[Requirement]: Search the data for the string "title" and copy each line in which it appears.

Interface dataset entries
########################################

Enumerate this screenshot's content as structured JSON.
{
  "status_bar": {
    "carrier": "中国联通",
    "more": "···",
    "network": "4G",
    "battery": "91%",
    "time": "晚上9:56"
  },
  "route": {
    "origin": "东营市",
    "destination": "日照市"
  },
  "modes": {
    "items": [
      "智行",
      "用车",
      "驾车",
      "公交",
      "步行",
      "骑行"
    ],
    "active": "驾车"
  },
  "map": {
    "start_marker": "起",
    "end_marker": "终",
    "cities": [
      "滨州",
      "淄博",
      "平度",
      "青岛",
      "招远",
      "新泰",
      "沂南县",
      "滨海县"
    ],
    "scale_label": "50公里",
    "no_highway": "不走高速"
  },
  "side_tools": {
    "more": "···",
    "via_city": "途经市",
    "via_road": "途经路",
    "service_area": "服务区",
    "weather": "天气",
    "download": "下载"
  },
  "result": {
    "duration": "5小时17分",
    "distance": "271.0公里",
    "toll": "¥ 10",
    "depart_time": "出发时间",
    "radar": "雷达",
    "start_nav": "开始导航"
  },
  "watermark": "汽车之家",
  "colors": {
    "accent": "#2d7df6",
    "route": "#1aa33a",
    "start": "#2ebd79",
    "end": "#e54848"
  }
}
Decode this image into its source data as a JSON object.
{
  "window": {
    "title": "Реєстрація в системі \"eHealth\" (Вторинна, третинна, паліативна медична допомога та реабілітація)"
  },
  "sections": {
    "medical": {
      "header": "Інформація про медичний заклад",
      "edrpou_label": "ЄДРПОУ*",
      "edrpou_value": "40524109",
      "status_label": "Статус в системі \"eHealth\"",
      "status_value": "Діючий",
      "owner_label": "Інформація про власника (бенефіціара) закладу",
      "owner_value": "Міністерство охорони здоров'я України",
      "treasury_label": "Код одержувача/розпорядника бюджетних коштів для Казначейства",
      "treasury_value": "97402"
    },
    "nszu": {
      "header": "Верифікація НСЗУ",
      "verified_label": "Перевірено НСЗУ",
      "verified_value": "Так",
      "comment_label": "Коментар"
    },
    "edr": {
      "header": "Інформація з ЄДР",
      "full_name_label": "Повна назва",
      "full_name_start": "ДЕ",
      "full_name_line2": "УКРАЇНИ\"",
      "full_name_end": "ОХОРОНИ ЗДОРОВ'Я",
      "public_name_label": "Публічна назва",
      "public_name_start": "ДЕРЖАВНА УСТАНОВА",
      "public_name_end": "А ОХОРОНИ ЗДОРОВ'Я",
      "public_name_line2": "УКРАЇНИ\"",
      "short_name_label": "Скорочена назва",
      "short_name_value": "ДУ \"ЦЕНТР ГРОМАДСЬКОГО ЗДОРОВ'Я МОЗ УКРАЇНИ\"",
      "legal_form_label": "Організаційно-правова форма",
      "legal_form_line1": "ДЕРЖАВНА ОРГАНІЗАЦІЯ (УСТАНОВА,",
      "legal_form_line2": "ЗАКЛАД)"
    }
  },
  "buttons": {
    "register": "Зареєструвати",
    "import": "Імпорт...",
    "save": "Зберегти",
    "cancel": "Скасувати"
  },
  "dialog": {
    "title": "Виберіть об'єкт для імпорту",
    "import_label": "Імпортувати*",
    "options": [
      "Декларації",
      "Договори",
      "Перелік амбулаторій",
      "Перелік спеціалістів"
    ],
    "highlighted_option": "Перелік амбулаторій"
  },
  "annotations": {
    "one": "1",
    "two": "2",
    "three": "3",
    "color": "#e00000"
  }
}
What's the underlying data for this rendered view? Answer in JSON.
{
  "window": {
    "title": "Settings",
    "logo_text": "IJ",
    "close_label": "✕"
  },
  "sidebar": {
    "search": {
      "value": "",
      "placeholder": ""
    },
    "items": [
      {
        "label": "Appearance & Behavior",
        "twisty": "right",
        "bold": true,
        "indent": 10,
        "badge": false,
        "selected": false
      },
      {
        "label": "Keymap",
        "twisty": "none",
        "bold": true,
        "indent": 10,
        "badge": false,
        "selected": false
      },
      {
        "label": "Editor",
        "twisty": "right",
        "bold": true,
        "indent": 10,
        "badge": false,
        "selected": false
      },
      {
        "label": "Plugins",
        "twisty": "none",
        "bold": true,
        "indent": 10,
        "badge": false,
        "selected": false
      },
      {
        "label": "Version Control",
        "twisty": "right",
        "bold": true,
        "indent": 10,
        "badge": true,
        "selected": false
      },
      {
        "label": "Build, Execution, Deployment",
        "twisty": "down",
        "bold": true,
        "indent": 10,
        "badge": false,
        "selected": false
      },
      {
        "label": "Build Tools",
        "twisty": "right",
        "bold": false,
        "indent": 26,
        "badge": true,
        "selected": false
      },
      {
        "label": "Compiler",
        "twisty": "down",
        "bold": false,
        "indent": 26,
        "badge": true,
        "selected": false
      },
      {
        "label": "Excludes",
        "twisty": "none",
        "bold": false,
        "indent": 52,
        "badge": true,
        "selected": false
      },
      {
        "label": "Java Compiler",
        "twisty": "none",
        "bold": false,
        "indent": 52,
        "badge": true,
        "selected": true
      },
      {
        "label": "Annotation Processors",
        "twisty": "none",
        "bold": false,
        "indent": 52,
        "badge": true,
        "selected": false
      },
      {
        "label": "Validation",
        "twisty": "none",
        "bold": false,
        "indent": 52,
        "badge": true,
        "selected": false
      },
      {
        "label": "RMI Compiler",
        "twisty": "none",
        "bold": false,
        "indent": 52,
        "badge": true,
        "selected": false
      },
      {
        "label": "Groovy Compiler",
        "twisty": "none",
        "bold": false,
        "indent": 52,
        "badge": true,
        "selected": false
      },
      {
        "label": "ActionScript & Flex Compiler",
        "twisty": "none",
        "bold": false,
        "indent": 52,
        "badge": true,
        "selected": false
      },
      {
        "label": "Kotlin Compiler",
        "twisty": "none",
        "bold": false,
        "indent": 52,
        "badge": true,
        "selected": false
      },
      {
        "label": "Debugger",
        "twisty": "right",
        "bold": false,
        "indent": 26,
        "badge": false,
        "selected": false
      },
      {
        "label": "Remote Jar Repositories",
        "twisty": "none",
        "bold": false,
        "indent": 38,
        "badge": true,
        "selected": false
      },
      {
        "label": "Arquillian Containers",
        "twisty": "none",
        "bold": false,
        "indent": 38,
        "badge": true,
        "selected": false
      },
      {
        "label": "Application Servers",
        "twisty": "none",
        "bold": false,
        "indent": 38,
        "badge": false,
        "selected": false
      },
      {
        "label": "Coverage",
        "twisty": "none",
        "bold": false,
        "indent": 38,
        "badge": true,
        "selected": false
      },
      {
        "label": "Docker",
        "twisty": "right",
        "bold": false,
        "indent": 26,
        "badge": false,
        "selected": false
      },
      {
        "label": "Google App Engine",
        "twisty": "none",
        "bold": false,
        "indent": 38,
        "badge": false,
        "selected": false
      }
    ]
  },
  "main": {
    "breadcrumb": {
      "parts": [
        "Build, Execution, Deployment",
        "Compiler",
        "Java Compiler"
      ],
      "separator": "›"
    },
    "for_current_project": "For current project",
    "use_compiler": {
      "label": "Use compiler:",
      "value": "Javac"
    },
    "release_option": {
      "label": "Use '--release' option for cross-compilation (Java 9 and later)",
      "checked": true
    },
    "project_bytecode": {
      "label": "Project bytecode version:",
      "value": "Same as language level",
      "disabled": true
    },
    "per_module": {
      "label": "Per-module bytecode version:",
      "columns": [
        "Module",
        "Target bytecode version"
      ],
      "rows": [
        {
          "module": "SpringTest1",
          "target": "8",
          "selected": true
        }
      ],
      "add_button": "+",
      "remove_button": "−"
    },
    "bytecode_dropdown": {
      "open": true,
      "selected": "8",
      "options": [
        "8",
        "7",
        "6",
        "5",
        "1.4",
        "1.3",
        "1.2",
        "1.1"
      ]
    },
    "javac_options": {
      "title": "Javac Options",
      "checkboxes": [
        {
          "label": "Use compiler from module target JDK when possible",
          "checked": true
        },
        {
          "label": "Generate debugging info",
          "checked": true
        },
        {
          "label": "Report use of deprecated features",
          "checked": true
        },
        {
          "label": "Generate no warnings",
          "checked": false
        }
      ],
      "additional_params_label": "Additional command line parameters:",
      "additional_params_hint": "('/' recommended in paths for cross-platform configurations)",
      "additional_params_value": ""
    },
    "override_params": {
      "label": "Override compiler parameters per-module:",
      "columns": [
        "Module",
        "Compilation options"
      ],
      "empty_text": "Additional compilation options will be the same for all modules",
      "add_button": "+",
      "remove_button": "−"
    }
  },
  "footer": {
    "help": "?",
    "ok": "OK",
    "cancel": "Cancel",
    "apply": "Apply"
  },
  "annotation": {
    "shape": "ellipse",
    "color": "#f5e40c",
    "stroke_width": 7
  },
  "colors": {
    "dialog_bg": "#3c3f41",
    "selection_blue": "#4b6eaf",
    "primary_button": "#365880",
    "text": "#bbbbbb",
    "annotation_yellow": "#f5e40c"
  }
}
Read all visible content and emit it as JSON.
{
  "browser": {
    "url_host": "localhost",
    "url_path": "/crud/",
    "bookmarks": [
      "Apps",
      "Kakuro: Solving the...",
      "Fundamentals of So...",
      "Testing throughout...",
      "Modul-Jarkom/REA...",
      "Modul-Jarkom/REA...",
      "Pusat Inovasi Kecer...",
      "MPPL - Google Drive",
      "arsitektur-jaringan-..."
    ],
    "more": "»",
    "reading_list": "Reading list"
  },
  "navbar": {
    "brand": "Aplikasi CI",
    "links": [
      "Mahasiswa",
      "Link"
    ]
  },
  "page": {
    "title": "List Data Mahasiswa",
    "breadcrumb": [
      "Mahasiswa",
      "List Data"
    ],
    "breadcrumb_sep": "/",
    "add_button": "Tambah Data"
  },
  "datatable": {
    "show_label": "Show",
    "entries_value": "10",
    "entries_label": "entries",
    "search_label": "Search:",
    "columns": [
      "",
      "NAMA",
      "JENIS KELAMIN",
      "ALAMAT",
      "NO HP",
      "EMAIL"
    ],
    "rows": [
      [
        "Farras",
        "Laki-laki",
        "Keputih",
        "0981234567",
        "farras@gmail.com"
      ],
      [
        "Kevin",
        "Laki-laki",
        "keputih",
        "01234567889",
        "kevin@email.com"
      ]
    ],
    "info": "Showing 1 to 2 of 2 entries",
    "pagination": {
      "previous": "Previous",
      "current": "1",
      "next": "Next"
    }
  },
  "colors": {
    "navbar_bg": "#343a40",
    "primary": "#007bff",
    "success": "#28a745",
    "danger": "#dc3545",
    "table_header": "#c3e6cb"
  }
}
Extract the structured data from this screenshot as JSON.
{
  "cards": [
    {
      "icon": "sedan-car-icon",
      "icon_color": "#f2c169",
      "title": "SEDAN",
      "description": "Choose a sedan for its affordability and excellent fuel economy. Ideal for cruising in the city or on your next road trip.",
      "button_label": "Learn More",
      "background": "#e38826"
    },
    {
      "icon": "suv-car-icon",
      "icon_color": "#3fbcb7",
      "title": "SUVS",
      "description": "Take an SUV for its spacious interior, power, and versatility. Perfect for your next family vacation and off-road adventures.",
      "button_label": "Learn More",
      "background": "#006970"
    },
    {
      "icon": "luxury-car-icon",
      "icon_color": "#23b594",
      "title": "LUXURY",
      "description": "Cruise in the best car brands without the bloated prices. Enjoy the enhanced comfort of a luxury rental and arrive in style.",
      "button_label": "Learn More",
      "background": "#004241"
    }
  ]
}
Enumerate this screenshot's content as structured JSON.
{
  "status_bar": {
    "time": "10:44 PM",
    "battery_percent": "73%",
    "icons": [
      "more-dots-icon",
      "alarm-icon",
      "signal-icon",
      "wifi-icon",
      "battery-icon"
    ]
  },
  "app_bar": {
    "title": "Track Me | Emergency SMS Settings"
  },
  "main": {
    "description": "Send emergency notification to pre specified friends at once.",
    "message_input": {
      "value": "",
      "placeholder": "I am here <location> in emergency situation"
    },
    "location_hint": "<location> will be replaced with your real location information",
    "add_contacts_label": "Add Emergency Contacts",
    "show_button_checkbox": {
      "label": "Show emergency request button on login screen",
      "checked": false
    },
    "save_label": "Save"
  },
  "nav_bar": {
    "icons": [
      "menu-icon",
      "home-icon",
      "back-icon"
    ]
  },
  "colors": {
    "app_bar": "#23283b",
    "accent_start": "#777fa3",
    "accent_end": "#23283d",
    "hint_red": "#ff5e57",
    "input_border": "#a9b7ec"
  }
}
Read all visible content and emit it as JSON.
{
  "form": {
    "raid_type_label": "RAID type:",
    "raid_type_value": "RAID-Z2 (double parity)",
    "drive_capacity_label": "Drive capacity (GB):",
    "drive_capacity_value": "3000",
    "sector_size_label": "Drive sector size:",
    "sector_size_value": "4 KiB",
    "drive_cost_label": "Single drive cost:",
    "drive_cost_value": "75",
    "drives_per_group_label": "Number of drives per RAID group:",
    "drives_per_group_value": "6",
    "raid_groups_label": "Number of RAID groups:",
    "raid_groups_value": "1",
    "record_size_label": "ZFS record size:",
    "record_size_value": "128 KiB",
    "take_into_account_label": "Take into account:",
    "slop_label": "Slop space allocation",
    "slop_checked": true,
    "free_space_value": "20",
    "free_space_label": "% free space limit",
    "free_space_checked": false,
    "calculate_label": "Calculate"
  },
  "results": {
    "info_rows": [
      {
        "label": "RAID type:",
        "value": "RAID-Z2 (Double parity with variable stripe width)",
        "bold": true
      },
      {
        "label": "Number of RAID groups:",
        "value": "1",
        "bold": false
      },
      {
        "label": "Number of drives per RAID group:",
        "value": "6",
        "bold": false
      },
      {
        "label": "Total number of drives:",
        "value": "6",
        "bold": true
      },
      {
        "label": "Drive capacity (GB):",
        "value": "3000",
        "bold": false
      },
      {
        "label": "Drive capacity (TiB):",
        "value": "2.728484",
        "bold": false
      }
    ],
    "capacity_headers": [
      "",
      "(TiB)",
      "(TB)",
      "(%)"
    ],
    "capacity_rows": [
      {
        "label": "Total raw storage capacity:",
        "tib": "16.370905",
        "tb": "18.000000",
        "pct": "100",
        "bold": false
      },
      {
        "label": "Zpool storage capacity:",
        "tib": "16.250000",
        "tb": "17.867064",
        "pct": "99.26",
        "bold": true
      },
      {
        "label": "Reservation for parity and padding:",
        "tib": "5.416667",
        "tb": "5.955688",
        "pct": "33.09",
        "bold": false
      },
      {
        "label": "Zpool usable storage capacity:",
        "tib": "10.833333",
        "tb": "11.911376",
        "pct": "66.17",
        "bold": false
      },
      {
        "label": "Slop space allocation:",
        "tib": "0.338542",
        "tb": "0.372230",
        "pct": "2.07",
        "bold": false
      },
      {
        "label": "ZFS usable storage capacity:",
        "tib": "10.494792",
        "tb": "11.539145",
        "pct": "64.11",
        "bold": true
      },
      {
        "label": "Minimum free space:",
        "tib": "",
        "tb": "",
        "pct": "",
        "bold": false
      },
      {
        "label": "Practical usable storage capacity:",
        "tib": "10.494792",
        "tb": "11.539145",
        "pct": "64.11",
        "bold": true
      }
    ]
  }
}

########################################

[Answer for the task]:
    "title": "Реєстрація в системі \"eHealth\" (Вторинна, третинна, паліативна медична допомога та реабілітація)"
    "title": "Виберіть об'єкт для імпорту",
    "title": "Settings",
      "title": "Javac Options",
    "title": "List Data Mahasiswa",
      "title": "SEDAN",
      "title": "SUVS",
      "title": "LUXURY",
    "title": "Track Me | Emergency SMS Settings"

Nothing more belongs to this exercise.